▸ **WHAT IS EXPECTED**: Take the line containing "Give me the" and every line after it to the end of the records, and copy them exactly, leaving out pictures.

Component data from apps and pages:
● ● ● ● ● ● ●
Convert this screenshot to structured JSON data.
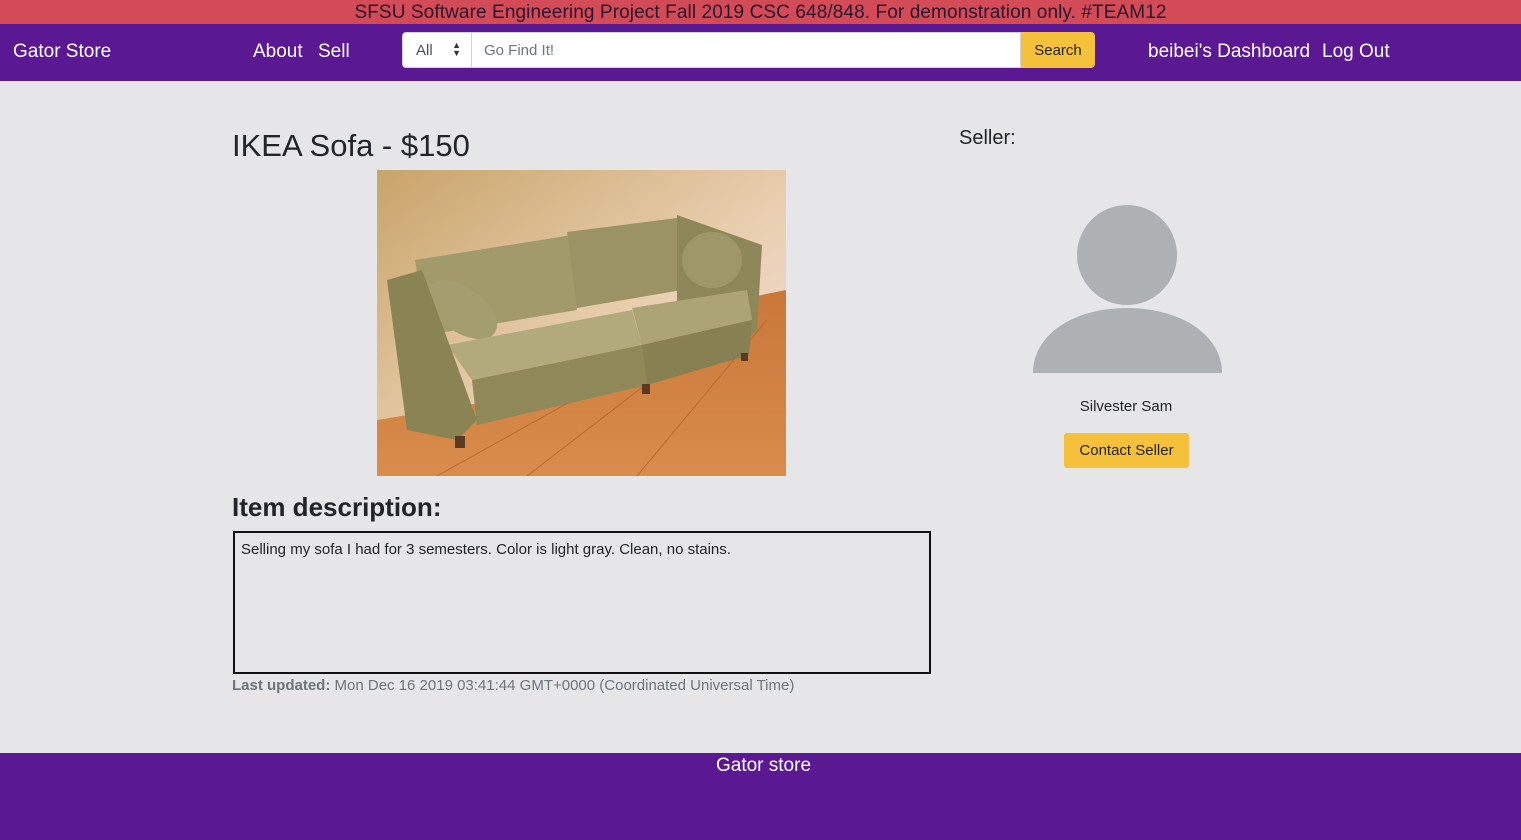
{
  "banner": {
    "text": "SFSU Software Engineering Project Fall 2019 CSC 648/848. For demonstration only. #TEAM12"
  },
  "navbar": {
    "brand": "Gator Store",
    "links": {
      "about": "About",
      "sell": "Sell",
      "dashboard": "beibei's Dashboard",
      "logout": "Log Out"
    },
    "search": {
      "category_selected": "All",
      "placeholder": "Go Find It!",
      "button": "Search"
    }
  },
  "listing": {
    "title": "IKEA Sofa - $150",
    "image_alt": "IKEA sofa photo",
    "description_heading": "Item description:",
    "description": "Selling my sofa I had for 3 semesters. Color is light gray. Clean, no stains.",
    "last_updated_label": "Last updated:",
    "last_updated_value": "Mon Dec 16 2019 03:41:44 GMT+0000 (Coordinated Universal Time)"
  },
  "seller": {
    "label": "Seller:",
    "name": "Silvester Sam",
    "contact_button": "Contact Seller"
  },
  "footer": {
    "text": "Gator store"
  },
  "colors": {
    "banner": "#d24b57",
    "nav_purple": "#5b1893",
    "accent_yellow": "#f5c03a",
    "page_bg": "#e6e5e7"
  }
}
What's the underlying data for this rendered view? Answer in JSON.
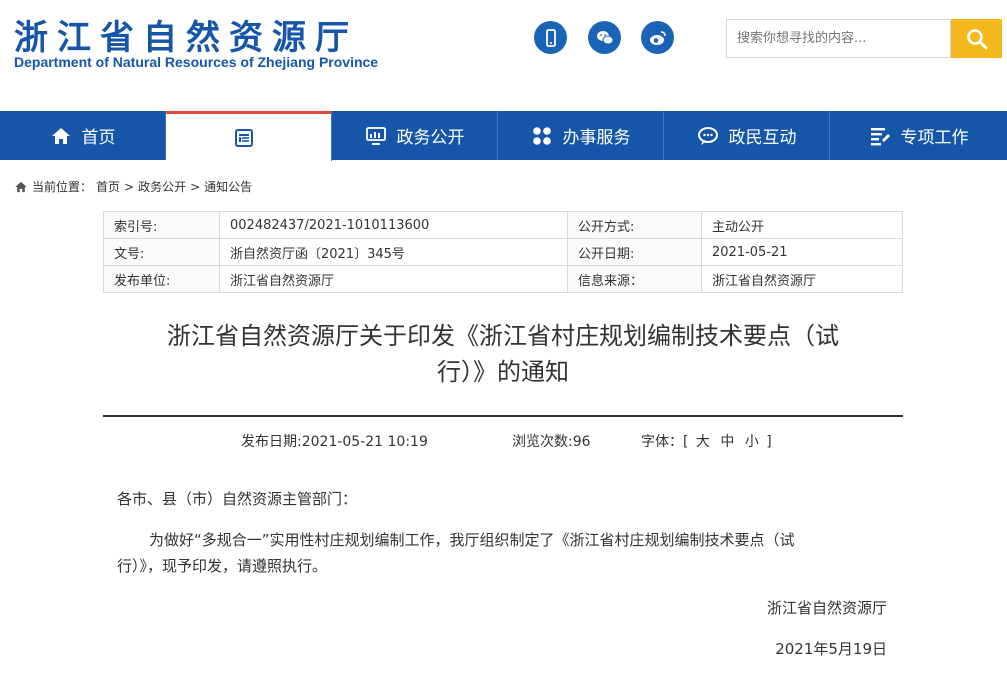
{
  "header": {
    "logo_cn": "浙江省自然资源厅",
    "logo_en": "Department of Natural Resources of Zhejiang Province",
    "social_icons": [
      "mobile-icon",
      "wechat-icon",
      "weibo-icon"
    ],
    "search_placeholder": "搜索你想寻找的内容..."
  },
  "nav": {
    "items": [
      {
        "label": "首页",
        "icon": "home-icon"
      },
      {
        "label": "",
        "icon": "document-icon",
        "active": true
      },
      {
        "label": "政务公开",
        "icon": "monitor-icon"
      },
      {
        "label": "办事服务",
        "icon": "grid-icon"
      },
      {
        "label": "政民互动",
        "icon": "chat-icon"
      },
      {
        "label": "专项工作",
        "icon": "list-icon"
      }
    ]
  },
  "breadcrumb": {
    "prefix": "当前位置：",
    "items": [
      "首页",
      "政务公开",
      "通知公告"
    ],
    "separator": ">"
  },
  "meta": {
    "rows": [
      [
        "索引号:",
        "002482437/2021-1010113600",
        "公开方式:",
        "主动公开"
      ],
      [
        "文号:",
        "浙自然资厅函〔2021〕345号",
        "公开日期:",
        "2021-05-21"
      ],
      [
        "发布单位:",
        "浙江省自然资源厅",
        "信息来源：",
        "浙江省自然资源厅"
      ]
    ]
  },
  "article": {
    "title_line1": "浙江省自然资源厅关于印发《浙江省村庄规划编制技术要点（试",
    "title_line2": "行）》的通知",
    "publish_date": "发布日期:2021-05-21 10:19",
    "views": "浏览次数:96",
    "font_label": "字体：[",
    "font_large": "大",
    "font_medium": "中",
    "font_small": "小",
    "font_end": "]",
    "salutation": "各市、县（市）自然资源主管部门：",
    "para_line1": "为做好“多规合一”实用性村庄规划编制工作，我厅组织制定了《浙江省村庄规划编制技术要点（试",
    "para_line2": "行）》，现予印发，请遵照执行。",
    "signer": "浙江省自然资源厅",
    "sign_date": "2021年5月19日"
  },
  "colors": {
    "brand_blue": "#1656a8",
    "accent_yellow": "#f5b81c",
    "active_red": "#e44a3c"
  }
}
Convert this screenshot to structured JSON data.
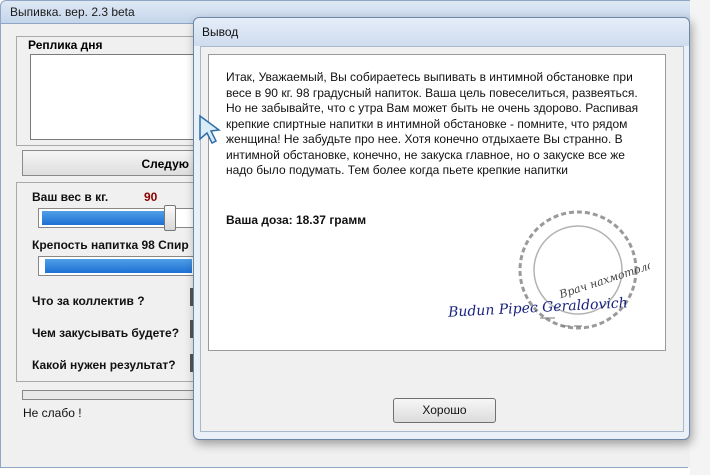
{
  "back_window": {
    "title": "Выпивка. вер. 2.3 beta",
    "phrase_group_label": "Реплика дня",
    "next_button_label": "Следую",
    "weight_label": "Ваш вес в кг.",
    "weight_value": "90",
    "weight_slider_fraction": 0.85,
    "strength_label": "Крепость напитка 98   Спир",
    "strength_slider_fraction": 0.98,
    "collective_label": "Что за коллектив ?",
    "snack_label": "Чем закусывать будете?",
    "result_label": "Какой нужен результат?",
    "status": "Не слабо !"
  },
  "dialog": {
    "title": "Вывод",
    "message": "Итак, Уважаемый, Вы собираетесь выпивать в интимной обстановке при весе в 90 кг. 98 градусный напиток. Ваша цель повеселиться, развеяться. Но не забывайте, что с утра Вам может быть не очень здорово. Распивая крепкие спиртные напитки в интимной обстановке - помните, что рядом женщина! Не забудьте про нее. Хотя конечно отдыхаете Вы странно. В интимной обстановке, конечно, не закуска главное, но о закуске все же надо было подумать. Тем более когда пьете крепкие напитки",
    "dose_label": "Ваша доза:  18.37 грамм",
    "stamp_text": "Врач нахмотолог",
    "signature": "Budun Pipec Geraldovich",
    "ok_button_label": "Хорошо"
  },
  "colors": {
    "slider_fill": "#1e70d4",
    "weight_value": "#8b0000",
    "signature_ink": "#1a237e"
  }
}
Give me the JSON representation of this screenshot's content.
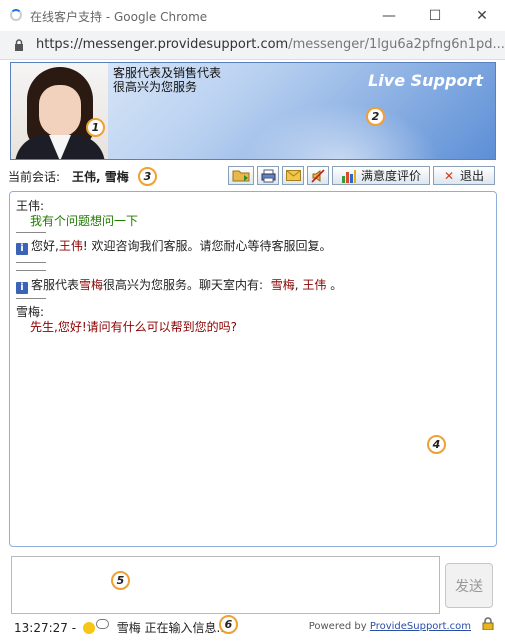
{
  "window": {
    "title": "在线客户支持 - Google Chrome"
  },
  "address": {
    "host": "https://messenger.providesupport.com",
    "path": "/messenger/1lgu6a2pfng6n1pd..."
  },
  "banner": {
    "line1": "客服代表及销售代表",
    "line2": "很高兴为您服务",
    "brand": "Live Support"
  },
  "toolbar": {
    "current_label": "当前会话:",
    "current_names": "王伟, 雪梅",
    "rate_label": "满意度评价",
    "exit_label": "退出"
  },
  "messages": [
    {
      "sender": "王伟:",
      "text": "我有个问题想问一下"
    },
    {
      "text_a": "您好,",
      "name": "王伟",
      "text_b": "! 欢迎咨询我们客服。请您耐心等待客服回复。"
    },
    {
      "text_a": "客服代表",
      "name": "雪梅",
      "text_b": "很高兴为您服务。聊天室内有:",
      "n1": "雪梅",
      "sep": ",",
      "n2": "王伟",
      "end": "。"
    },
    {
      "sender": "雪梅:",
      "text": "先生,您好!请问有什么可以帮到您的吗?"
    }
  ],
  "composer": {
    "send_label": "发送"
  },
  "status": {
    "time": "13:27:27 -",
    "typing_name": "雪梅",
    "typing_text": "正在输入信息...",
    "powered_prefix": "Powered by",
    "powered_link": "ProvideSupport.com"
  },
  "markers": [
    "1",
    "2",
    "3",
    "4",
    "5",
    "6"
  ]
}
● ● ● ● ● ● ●
▸ **RESPONSE AREA**:
Give me the JSON representation of this screenshot's content.
{
  "window": {
    "title": "在线客户支持 - Google Chrome"
  },
  "address": {
    "host": "https://messenger.providesupport.com",
    "path": "/messenger/1lgu6a2pfng6n1pd..."
  },
  "banner": {
    "line1": "客服代表及销售代表",
    "line2": "很高兴为您服务",
    "brand": "Live Support"
  },
  "toolbar": {
    "current_label": "当前会话:",
    "current_names": "王伟, 雪梅",
    "rate_label": "满意度评价",
    "exit_label": "退出"
  },
  "messages": [
    {
      "sender": "王伟:",
      "text": "我有个问题想问一下"
    },
    {
      "text_a": "您好,",
      "name": "王伟",
      "text_b": "! 欢迎咨询我们客服。请您耐心等待客服回复。"
    },
    {
      "text_a": "客服代表",
      "name": "雪梅",
      "text_b": "很高兴为您服务。聊天室内有:",
      "n1": "雪梅",
      "sep": ",",
      "n2": "王伟",
      "end": "。"
    },
    {
      "sender": "雪梅:",
      "text": "先生,您好!请问有什么可以帮到您的吗?"
    }
  ],
  "composer": {
    "send_label": "发送"
  },
  "status": {
    "time": "13:27:27 -",
    "typing_name": "雪梅",
    "typing_text": "正在输入信息...",
    "powered_prefix": "Powered by",
    "powered_link": "ProvideSupport.com"
  },
  "markers": [
    "1",
    "2",
    "3",
    "4",
    "5",
    "6"
  ]
}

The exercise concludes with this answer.